_What you need to do_
If a line of the data below holds the string "https", copy it.

[Extracted records]
----
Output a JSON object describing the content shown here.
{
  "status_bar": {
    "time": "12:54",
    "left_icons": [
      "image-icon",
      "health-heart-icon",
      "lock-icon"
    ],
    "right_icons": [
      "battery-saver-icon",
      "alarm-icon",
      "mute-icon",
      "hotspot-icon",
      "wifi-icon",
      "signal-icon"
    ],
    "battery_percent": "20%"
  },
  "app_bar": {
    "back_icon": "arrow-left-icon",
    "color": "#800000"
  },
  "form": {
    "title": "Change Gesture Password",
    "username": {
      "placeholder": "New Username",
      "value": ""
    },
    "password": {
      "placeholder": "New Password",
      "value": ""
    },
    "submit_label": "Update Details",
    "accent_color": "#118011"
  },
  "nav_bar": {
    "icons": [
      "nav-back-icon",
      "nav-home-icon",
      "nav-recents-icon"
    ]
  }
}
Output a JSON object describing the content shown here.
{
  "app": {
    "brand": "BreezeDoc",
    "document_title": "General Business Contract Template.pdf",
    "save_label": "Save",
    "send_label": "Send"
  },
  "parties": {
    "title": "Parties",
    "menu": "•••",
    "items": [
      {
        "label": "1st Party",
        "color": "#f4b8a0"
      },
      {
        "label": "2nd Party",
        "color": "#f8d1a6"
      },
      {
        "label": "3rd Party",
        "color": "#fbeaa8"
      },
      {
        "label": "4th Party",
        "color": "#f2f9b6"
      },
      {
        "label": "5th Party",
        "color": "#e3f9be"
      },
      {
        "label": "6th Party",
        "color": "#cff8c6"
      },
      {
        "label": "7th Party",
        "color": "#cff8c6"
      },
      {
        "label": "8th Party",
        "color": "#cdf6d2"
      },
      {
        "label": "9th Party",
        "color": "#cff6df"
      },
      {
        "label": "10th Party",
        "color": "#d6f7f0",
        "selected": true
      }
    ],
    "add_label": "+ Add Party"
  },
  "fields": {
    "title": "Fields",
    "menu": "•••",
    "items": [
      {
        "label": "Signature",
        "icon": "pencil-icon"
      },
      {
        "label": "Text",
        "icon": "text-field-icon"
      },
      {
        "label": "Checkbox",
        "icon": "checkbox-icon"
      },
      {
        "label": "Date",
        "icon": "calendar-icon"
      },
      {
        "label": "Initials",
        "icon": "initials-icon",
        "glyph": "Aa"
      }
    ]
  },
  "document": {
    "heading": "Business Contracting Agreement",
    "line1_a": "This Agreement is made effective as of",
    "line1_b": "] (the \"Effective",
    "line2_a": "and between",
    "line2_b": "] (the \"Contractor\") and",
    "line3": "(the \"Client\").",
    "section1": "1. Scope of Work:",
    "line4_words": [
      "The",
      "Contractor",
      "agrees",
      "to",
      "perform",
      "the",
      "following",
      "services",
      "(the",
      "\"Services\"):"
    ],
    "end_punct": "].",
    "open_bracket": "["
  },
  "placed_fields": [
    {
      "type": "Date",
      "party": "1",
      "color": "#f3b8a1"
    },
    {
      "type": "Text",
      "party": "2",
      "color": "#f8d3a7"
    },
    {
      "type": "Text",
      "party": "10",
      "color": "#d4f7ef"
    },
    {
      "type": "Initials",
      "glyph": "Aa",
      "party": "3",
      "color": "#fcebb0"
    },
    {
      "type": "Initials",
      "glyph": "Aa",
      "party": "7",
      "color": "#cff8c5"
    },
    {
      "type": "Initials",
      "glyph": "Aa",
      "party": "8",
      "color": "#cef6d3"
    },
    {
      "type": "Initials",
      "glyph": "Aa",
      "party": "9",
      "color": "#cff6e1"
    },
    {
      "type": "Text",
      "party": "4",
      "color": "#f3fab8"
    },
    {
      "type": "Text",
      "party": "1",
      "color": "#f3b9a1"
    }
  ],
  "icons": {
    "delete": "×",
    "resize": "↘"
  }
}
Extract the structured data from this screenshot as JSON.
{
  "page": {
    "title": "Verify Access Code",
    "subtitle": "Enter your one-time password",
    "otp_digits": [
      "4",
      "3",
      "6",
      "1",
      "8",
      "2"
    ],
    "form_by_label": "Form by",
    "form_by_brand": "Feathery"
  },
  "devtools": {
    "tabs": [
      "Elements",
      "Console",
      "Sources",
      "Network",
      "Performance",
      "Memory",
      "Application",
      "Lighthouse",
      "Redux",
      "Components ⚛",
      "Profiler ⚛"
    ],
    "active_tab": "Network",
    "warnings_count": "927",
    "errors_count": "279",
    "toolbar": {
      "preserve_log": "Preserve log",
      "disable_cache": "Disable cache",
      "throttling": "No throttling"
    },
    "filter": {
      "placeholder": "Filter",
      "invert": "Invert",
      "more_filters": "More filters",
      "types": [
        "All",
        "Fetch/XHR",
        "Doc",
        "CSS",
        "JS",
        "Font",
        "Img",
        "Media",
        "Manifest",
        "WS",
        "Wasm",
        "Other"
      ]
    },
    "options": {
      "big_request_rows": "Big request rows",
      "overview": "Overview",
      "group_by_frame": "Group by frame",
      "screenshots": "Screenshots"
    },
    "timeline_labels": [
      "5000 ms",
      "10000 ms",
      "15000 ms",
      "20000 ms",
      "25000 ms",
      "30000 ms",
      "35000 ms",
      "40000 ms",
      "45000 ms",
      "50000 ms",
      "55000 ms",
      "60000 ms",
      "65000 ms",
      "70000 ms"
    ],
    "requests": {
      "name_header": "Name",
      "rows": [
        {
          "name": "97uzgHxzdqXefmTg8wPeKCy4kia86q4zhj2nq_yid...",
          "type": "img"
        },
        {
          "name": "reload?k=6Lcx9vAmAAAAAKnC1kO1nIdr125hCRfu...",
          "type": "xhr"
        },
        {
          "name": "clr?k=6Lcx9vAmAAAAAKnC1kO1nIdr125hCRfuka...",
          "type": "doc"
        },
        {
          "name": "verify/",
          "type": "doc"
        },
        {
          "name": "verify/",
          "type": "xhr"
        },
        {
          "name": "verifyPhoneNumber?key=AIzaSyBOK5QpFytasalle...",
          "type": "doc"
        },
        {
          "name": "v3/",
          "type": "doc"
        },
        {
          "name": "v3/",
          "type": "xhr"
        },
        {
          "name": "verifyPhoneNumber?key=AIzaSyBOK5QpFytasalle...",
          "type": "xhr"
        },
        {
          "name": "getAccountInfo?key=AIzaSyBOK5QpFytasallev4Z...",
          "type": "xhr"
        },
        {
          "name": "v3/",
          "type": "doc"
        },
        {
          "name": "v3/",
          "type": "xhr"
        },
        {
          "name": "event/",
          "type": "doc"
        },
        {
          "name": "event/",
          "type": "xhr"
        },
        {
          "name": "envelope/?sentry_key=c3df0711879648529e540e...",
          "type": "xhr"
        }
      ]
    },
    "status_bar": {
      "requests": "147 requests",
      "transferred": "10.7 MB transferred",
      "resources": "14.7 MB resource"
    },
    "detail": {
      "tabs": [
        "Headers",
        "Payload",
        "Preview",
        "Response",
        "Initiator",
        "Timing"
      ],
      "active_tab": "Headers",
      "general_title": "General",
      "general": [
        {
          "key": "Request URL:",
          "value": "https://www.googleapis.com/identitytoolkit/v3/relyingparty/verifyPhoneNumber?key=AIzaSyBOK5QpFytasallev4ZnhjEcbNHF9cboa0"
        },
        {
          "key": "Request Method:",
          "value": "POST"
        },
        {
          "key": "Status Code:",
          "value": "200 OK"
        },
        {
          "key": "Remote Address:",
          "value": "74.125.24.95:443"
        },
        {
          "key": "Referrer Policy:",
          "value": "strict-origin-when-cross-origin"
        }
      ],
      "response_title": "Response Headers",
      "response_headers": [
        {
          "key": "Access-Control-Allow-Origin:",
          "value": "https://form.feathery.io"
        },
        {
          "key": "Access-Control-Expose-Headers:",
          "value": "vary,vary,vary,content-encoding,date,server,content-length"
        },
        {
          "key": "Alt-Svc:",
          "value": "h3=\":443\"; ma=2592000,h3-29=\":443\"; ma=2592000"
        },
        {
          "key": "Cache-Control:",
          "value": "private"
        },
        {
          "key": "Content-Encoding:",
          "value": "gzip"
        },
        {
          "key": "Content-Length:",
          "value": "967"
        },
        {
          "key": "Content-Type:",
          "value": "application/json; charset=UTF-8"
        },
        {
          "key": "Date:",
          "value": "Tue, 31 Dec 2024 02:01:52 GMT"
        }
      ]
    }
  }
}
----
_Exercise answer_
          "value": "https://www.googleapis.com/identitytoolkit/v3/relyingparty/verifyPhoneNumber?key=AIzaSyBOK5QpFytasallev4ZnhjEcbNHF9cboa0"
          "value": "https://form.feathery.io"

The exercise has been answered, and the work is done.